-------- DATASET EXCERPTS

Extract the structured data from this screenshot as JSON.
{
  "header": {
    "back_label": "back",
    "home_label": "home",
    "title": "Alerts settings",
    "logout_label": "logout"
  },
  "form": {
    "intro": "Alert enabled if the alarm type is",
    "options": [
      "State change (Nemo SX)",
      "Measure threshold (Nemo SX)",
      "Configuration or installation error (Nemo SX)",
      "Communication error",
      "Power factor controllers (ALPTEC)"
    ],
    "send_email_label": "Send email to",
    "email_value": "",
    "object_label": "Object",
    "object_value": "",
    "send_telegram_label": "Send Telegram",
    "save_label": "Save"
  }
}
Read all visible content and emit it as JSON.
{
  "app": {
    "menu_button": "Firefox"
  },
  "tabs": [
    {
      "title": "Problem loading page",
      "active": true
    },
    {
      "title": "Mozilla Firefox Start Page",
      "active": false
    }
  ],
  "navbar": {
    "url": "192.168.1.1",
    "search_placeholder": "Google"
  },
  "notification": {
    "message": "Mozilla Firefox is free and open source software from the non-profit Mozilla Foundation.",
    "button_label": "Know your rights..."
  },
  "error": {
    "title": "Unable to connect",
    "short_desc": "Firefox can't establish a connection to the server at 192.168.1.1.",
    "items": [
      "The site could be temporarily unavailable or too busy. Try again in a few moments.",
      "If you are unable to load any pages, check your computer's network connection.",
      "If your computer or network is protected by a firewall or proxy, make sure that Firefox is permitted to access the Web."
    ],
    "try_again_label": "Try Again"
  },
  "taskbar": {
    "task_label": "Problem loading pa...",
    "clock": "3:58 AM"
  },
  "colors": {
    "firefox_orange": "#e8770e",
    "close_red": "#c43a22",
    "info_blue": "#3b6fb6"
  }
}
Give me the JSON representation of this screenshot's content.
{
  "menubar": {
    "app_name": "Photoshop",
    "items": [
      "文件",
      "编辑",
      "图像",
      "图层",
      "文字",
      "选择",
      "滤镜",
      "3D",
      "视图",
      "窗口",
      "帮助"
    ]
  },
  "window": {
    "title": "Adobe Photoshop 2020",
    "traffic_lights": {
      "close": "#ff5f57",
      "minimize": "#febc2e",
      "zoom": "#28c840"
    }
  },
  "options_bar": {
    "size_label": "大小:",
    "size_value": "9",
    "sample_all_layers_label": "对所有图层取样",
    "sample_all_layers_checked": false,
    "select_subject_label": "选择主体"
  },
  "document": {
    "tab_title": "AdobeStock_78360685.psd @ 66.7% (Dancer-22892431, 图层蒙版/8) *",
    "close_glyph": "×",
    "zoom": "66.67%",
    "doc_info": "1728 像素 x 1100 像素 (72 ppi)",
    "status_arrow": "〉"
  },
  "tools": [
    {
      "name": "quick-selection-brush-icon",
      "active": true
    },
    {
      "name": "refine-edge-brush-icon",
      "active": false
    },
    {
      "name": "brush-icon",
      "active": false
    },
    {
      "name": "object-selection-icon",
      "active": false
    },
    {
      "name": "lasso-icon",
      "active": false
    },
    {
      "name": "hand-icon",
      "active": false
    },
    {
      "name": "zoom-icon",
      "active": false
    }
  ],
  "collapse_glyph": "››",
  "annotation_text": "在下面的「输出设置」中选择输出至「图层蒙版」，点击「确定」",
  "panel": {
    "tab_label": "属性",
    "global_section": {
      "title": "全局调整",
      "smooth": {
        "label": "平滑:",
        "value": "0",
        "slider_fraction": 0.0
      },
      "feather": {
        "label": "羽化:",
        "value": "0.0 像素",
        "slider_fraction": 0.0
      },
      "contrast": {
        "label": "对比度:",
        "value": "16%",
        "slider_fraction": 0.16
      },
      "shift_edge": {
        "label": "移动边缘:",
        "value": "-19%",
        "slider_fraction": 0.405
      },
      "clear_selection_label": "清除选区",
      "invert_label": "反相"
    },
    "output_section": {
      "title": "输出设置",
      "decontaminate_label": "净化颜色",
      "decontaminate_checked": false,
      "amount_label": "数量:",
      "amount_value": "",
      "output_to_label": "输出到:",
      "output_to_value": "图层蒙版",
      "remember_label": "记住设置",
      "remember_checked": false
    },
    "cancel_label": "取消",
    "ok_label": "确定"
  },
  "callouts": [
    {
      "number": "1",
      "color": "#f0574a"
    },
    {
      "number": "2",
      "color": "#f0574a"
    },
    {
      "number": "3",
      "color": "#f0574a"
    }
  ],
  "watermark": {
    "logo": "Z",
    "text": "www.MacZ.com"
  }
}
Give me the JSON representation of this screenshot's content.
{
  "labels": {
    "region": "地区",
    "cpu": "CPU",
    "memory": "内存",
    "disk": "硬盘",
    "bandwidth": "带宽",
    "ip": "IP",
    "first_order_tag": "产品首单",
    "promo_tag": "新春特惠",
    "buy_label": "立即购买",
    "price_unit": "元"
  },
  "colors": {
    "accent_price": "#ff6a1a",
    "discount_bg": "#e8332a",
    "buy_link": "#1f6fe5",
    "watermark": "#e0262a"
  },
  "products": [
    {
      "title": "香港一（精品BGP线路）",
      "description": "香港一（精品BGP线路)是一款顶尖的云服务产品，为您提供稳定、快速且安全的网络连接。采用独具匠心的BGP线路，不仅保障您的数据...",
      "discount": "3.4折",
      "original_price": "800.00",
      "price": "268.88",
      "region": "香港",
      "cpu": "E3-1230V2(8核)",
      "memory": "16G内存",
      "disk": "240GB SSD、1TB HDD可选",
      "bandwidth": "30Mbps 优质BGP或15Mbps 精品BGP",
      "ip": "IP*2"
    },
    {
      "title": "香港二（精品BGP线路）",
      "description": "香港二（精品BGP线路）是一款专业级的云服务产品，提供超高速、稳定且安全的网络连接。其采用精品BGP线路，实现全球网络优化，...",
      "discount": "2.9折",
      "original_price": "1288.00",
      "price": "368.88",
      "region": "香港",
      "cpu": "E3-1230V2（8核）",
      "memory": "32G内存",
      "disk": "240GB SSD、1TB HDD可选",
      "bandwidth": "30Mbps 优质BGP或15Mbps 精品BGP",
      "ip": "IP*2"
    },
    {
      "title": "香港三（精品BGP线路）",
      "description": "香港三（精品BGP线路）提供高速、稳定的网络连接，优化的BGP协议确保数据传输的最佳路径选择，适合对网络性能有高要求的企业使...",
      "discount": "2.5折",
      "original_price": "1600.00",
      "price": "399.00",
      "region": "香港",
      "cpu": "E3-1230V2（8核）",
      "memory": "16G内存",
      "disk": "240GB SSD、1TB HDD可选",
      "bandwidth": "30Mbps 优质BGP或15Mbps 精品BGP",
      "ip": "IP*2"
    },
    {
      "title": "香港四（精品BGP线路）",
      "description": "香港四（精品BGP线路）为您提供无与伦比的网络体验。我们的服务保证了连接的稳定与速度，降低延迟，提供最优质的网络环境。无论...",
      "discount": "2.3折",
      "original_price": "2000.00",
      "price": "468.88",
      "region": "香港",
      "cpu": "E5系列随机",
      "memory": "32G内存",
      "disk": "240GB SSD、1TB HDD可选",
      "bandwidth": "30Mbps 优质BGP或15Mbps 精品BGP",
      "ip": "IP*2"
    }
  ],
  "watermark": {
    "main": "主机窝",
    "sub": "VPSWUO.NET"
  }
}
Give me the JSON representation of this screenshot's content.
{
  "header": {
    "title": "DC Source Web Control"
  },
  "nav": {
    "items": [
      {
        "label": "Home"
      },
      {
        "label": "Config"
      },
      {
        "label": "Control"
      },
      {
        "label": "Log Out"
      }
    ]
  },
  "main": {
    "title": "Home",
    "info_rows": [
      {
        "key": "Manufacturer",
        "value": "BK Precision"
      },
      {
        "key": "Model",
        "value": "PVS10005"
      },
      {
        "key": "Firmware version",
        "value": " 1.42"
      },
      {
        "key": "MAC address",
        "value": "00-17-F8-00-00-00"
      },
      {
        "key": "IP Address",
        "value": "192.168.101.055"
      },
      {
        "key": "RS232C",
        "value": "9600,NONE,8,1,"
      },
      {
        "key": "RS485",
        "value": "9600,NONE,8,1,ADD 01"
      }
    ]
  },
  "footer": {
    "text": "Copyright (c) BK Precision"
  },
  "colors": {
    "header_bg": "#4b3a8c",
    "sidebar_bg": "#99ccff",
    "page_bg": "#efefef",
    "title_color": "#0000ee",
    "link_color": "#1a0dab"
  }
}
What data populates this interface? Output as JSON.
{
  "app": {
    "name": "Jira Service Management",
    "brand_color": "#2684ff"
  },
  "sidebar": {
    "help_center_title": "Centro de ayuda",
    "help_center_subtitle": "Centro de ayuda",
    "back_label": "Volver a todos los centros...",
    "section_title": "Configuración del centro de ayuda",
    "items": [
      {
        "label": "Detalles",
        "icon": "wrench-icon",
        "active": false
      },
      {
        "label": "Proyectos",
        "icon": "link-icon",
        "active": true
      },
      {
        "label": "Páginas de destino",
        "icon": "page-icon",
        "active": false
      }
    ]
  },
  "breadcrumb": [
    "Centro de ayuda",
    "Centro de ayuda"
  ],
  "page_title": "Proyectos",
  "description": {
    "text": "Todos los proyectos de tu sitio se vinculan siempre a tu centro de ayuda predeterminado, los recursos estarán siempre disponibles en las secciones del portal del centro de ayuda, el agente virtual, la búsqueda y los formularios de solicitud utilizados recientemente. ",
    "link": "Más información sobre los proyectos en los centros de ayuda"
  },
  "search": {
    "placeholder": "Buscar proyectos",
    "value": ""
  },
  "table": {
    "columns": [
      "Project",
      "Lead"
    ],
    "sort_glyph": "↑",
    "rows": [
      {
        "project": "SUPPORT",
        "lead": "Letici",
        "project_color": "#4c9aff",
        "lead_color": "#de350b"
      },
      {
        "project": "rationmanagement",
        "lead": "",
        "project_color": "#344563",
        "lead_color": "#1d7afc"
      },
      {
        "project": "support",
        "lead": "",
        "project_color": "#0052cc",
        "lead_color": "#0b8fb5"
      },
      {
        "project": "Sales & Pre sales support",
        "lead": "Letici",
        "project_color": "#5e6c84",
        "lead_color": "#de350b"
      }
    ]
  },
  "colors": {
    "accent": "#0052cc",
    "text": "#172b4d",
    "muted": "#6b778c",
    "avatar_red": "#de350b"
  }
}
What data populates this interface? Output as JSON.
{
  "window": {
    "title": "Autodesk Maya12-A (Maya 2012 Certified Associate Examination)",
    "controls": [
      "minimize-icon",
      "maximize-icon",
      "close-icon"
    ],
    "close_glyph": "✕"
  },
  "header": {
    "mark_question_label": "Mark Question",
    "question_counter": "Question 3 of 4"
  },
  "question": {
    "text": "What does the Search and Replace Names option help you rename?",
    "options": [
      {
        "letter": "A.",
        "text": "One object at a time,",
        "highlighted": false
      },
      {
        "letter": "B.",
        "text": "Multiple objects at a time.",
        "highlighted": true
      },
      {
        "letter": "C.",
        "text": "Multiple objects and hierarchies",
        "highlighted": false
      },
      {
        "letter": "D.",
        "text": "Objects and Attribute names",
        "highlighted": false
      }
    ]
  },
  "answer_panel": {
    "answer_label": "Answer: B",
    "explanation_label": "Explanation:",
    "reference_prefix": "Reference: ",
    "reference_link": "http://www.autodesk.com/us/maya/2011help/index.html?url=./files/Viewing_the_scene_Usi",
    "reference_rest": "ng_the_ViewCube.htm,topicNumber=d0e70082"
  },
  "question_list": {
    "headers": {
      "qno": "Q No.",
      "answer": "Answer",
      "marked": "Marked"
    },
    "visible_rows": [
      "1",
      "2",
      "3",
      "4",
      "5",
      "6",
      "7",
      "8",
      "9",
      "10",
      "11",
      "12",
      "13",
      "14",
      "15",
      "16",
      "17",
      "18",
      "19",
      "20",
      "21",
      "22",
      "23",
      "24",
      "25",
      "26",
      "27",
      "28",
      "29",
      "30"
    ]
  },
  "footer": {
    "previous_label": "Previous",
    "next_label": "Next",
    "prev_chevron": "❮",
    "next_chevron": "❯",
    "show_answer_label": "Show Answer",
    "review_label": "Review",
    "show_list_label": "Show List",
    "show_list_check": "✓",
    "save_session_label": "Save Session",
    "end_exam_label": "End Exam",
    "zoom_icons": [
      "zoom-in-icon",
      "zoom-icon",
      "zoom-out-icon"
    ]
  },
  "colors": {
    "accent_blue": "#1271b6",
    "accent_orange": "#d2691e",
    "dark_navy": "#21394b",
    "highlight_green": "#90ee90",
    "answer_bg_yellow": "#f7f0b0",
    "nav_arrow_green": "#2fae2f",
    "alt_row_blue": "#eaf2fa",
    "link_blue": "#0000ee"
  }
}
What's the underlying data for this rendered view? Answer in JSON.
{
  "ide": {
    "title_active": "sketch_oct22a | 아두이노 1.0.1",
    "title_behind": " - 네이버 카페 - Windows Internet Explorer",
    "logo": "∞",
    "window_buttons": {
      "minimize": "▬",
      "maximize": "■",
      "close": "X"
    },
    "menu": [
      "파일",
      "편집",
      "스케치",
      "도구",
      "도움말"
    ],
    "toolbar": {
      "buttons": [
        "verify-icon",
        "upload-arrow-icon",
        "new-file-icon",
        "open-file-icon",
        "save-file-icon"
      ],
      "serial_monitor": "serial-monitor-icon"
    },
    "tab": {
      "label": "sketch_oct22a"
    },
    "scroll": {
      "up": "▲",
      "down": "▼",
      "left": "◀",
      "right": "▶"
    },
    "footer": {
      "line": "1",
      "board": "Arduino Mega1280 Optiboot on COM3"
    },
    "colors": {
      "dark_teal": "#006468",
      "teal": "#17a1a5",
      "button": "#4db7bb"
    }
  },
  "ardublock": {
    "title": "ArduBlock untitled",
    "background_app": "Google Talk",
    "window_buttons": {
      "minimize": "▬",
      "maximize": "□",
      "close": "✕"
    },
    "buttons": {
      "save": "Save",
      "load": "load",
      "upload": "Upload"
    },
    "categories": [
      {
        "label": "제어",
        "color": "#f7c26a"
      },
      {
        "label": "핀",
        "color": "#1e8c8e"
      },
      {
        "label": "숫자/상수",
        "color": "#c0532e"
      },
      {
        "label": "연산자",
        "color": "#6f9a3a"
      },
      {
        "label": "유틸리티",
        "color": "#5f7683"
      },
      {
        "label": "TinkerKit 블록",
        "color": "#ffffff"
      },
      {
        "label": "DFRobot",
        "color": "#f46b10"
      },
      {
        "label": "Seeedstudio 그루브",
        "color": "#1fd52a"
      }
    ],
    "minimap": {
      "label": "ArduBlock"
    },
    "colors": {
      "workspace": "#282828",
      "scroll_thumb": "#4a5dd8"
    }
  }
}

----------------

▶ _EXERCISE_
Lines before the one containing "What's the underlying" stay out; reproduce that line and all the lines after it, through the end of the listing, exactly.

▶ _EXERCISE ANSWER_
What's the underlying data for this rendered view? Answer in JSON.
{
  "ide": {
    "title_active": "sketch_oct22a | 아두이노 1.0.1",
    "title_behind": " - 네이버 카페 - Windows Internet Explorer",
    "logo": "∞",
    "window_buttons": {
      "minimize": "▬",
      "maximize": "■",
      "close": "X"
    },
    "menu": [
      "파일",
      "편집",
      "스케치",
      "도구",
      "도움말"
    ],
    "toolbar": {
      "buttons": [
        "verify-icon",
        "upload-arrow-icon",
        "new-file-icon",
        "open-file-icon",
        "save-file-icon"
      ],
      "serial_monitor": "serial-monitor-icon"
    },
    "tab": {
      "label": "sketch_oct22a"
    },
    "scroll": {
      "up": "▲",
      "down": "▼",
      "left": "◀",
      "right": "▶"
    },
    "footer": {
      "line": "1",
      "board": "Arduino Mega1280 Optiboot on COM3"
    },
    "colors": {
      "dark_teal": "#006468",
      "teal": "#17a1a5",
      "button": "#4db7bb"
    }
  },
  "ardublock": {
    "title": "ArduBlock untitled",
    "background_app": "Google Talk",
    "window_buttons": {
      "minimize": "▬",
      "maximize": "□",
      "close": "✕"
    },
    "buttons": {
      "save": "Save",
      "load": "load",
      "upload": "Upload"
    },
    "categories": [
      {
        "label": "제어",
        "color": "#f7c26a"
      },
      {
        "label": "핀",
        "color": "#1e8c8e"
      },
      {
        "label": "숫자/상수",
        "color": "#c0532e"
      },
      {
        "label": "연산자",
        "color": "#6f9a3a"
      },
      {
        "label": "유틸리티",
        "color": "#5f7683"
      },
      {
        "label": "TinkerKit 블록",
        "color": "#ffffff"
      },
      {
        "label": "DFRobot",
        "color": "#f46b10"
      },
      {
        "label": "Seeedstudio 그루브",
        "color": "#1fd52a"
      }
    ],
    "minimap": {
      "label": "ArduBlock"
    },
    "colors": {
      "workspace": "#282828",
      "scroll_thumb": "#4a5dd8"
    }
  }
}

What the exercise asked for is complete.